A good assessment from an objective person is an essential factor in how therapy can help. Let me say first that I am never the expert of a client. My clients are experts of themselves. My expertise is in my intuition, honed by training and experience, for helping people to understand themselves and to gain access to their blind spots. We then work together to clarify the problem, identify steps to take, and then I walk alongside my clients as they take the steps.
Assessment is an ongoing process.
While I’m good at sniffing things out, therapy is not detective work. The therapeutic relationship is at the forefront, and the assessment is in the background.
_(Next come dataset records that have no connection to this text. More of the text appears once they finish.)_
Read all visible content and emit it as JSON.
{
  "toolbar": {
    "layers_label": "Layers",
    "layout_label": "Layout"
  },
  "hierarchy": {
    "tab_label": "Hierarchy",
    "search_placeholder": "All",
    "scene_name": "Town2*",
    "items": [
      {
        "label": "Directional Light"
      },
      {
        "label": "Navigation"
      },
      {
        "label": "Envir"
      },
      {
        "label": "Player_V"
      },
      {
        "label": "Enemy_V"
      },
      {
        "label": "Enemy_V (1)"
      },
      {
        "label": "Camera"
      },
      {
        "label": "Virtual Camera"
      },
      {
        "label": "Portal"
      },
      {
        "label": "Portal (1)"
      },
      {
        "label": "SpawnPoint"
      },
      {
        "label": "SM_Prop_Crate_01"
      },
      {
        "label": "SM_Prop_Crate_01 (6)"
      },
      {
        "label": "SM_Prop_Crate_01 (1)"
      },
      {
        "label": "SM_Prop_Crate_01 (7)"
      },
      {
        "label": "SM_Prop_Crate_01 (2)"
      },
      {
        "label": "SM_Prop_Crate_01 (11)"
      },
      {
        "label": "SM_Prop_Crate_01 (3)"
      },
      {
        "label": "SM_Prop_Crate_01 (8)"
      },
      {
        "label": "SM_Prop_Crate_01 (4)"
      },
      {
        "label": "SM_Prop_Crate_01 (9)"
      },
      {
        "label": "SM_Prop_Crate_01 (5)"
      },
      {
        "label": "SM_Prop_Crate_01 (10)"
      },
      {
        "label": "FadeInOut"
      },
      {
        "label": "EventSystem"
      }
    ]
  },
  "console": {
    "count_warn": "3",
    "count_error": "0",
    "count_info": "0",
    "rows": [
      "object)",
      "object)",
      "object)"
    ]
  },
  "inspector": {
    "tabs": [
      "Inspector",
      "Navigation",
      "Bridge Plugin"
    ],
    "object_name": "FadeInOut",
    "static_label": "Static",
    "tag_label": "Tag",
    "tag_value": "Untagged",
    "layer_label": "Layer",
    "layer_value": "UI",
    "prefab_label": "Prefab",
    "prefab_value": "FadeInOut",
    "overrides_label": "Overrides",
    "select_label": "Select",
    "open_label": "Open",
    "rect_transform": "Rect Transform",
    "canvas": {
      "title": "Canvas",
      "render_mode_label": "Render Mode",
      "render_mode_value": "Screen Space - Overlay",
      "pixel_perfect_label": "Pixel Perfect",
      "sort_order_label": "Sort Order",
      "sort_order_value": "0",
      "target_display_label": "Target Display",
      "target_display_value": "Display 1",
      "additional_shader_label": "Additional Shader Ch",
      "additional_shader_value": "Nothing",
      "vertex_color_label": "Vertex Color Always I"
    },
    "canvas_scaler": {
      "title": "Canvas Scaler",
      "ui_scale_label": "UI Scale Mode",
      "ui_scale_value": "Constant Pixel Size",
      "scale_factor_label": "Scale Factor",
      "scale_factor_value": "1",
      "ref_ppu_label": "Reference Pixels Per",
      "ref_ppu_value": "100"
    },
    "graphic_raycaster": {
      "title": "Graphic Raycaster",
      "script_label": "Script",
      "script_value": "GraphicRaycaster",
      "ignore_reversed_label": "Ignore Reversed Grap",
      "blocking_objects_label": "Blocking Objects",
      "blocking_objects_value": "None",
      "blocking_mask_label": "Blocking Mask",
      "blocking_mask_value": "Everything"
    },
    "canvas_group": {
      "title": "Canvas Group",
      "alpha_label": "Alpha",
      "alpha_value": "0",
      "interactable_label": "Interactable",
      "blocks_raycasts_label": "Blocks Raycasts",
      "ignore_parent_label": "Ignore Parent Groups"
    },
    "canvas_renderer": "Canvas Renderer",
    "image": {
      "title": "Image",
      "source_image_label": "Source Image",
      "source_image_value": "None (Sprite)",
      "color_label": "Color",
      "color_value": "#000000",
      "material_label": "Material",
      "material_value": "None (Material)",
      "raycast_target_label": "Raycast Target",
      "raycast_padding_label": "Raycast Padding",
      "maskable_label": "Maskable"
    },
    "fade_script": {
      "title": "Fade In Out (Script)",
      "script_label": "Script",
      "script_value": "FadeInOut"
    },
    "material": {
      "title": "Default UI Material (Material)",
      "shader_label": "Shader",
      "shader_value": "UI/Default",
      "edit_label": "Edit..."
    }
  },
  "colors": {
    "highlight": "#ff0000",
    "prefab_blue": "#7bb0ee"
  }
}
The relationship itself plays an assessment role. For example, the dynamic between my client and me tells me a lot of what is going on with her—I can feel it. Sometimes her feelings are in sync with her words, and sometimes they’re not. When they’re not, it’s usually the feelings that are more on target. This contradiction between her words and feelings points me to her blind spots. I make assessments through my head, heart, and gut. My head allows me to apply my knowledge of psychology to what I see in my client. I can feel empathy for my client when my heart connects with her and fuels my capacity for empathetic understanding. My gut is a physical intuition where I can feel sadness or tension even before she speaks.
A word about diagnosis.
People are complex, and there is no litmus test for emotional experiences. Diagnoses are useful concepts but are imperfect concepts, nonetheless. And certain cases, diagnoses are more valuable than in others. For example, some manifestations of bipolar moods have clear-cut manic and depressive periods. Naming this problem is very useful because many people respond well to medication, and in most cases, it’s the best option.
On the other hand, sometimes, a diagnosis cannot sufficiently capture what’s going on. For example, often mild depression or anxiety is very situationally based. It can be from tension in a relationship or stress in the workplace, and a diagnosis cannot adequately capture what’s going on. I am very cautious about unnecessarily labeling the human experience.